But if their day is frictionless, their employer's bus is always on time, the wifi never drops, the lunch is always good, their day is the same day every day painless and familiar. Not too many original ideas will spring from that day.
Innovation grows from adversity and is accelerated by diversity.
Building diverse teams is important and tech companies have received a lot of criticism for their homogenous look. But critics must also realize that companies can't hire based on qualities of diversity, they must hire based on qualifications and ability -- it's the law. If the applicant pool isn't diverse then there's not much startups can do.
However, that's not strictly true.
I like the approach taken by Seattle based startup Outreach, which offers sales team productivity tools, in its efforts to improve diversity.
I spoke with Manuel Medina, CEO and founder of Outreach, he recently announced a very progressive (very generous) parental leave program that helps women raise a family and also raise their career to new levels by making sure they can get back into their career.
"Women are at a disadvantage in the workplace if they also want to raise a family. We just introduced a parental leave program for both parents, with lots of time off and a gradual return to work. We believe this will help us retain our people and also attract new talent."

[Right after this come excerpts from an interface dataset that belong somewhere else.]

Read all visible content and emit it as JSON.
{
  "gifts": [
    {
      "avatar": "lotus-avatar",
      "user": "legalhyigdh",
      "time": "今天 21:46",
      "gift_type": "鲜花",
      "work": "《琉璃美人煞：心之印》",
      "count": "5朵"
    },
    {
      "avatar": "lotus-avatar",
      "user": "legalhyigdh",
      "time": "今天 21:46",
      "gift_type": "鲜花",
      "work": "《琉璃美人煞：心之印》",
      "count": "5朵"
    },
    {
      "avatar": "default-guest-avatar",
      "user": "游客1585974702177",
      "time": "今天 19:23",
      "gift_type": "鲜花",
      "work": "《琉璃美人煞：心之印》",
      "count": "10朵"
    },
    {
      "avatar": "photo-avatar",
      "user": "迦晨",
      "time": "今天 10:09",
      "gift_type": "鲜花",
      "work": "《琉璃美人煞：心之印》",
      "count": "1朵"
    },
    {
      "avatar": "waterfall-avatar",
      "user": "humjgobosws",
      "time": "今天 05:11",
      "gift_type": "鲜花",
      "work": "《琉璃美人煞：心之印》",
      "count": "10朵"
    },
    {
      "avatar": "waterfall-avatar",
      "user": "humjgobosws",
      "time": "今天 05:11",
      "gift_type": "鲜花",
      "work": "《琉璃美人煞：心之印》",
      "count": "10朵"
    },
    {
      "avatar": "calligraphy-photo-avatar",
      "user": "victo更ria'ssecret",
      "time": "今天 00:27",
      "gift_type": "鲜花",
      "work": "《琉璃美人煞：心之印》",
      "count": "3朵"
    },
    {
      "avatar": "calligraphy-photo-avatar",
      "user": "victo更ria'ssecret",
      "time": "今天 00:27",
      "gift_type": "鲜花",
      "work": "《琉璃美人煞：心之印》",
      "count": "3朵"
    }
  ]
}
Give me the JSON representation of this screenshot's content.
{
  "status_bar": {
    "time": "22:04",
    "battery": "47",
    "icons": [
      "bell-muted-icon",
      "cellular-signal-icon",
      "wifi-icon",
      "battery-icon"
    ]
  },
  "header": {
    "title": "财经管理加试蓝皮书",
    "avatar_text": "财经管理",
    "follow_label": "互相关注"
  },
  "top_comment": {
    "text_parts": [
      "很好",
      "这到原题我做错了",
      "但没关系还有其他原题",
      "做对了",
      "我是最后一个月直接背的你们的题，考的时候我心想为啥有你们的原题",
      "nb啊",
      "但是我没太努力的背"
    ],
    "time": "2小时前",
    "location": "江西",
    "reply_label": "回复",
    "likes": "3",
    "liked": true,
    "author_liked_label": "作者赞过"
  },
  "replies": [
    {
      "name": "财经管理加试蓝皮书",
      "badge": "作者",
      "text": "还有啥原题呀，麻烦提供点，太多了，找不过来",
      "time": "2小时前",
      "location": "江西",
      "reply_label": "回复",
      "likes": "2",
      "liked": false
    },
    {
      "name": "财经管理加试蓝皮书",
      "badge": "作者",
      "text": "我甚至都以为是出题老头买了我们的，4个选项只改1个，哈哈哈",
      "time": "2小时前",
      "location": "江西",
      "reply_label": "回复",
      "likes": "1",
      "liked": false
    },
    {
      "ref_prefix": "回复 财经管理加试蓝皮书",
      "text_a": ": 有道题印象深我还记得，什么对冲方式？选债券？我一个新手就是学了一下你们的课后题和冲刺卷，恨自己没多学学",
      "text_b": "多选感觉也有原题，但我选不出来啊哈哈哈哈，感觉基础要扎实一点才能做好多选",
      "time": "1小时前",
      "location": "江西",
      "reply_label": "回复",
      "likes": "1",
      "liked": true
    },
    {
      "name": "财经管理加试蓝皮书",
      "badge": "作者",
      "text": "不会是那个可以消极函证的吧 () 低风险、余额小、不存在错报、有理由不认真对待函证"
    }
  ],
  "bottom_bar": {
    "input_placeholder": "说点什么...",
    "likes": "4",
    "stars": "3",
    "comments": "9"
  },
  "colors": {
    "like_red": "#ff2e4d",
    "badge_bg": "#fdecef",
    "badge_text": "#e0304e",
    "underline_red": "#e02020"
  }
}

Medina says that he is planning further diversity initiatives but he points out that it is important to introduce them as early as possible into the organization.
"I'm an immigrant, originally from Ecuador so I know the value of having diversity in the workplace. But diversity has to be baked into the culture of an organization from the beginning. You can't just add it later."
"Here's why it's important to have your startup team be as diverse as possible. Around 30 per cent of new hires come from staff referrals. If you start your business with a diverse team you will benefit from a multiplier effect as the business grows. And we are growing very fast."
Good points. I've noticed how company culture is nearly impossible to change once it's in place. I also see large companies adding diversity programs of various kinds but that also advertises the lack of a fundamental culture of inclusivity within the founding DNA of the organization. It's not a good sign.
I'll be curious to see how things turn out for Outreach in 2017 in a competitive jobs market.
And I wish The Atlantic good luck in its efforts to "explore what is required to create a Silicon Valley that expands opportunity for everyone in its powerful orbit." Here's more information about the event.